In contrast, official study shows that most avocado growers in Tanzania use 63 litres of water to produce 1kg, thanks to sufficient rainfall, soils and climatic condition, among other key factors.
In Tanzania, particularly, where the avocados are produced in the northern and southern highlands, it rains for six months a year.
With the support of clay, which retains water, and moderate climate, the soils mulch heavily; and more critical, the application of climate smart irrigation technologies by some large-scale farmers also help to save water.
Tanzania’s avocados, mostly produced by smallholder farmers, use less water by far, compared to Peru where their colleagues use about 2,000 litres to produce a 1kg of avocado.
Peru gets zero rainfall in a year, and more seriously, the farmers grow avocados in the desert. The Peru’s soils are sandy, so do not retain water.
“The demand for Tanzanian avocado in the international market is skyrocketing, with attractive prices, hence positioning the country strategically to hook a lion’s market share if the value chain is properly supported and explored,” Mr Mlay adds.
Meanwhile, through the GROWTH project, TAHA is also scaling up the marula fruits cultivation in semi-arid areas in central and northern Tanzania.
Mr Mlay says nearly 35,000 seeds of marula have so far been planted at the TAHA centre situated at Tengeru, on the southern slopes of Mount Meru in Arusha, Tanzania, as part of a strategic plan to distribute them to semi-arid areas of Arusha, Dodoma and Kilimanjaro regions during the 2024 rain season.
Marula is a wild crop, and not commonly grown as commercial crop in Tanzania, but has significant environmental and commercial value, as it can be used for especially manufacturing of natural cosmetics.
The horticultural champion is committed to see Tanzania becoming the key marula and avocado producer, as part of a grand strategy for countering ripple effects of climate change, boosting income for farmers and improving nutrition to the community.

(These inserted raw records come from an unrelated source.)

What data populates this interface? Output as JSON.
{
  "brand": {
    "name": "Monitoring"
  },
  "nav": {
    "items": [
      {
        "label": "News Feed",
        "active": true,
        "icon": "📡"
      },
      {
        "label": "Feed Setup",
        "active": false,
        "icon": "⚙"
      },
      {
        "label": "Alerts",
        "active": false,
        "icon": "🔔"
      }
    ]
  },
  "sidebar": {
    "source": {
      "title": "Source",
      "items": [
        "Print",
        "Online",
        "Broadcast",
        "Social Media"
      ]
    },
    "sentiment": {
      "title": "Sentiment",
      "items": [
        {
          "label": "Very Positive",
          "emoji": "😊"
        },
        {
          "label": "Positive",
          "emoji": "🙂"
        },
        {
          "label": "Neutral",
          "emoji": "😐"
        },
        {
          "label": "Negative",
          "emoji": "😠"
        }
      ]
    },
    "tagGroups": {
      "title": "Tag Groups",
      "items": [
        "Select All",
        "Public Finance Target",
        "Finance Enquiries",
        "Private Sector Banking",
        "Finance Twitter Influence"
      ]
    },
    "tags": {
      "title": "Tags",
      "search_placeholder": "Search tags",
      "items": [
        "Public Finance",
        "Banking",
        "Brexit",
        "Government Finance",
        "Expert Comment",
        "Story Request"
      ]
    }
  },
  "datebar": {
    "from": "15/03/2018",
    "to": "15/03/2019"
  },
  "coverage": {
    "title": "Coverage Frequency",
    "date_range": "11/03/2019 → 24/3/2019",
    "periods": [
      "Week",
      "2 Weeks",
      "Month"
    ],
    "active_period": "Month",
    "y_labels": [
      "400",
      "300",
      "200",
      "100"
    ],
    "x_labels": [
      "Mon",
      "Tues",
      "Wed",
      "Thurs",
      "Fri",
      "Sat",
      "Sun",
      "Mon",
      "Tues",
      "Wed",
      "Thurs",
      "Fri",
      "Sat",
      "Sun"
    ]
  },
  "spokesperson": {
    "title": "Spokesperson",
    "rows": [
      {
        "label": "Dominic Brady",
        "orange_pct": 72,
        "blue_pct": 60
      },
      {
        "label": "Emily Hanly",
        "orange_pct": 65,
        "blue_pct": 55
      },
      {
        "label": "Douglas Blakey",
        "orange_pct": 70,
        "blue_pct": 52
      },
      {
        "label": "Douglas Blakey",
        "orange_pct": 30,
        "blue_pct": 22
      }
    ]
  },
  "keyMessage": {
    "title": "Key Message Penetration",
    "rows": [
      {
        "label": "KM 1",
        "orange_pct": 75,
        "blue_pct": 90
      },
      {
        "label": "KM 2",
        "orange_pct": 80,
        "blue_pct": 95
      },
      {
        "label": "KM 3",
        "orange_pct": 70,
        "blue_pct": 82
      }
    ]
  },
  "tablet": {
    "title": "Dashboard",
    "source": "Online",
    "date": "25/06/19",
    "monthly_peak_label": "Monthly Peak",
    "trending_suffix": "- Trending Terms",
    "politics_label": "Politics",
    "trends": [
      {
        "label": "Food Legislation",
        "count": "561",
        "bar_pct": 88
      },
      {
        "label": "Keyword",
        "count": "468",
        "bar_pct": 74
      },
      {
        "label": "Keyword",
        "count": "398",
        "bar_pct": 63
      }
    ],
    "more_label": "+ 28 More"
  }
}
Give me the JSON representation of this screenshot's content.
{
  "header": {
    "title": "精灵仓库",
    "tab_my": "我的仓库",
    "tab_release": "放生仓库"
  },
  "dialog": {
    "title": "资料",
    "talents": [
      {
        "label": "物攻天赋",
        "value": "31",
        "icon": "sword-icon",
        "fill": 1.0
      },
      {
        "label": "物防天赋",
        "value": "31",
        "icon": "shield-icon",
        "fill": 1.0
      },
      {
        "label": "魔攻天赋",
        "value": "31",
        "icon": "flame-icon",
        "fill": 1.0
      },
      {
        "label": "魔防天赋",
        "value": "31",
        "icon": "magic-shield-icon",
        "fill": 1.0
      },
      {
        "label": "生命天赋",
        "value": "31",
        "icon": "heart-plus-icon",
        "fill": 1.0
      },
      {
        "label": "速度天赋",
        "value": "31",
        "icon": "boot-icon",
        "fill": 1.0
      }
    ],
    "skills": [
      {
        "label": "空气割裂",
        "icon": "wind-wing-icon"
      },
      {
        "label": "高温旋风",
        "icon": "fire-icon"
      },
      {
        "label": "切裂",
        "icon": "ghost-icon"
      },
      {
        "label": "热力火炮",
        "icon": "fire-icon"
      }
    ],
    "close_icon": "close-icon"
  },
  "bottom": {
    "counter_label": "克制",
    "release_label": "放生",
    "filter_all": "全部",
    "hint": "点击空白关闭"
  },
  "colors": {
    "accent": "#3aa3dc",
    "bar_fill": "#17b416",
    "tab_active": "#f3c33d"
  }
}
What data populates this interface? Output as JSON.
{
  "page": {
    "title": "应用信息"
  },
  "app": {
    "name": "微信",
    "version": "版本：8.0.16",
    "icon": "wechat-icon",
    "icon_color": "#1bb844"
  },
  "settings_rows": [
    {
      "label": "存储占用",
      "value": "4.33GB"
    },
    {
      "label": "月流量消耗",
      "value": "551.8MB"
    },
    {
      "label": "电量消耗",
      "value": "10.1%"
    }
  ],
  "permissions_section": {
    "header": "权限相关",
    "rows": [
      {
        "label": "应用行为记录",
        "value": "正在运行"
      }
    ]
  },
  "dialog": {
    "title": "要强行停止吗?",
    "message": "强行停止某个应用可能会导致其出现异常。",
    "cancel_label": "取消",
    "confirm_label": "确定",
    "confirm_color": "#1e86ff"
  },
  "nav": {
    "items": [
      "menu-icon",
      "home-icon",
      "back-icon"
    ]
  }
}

“We’ve so far planted 35,000 seeds of marula at Tengeru area in Arusha, and over 1,000 of them have already germinated,” Mr Giliard Daniel, the TAHA Production Lead, explainsΩ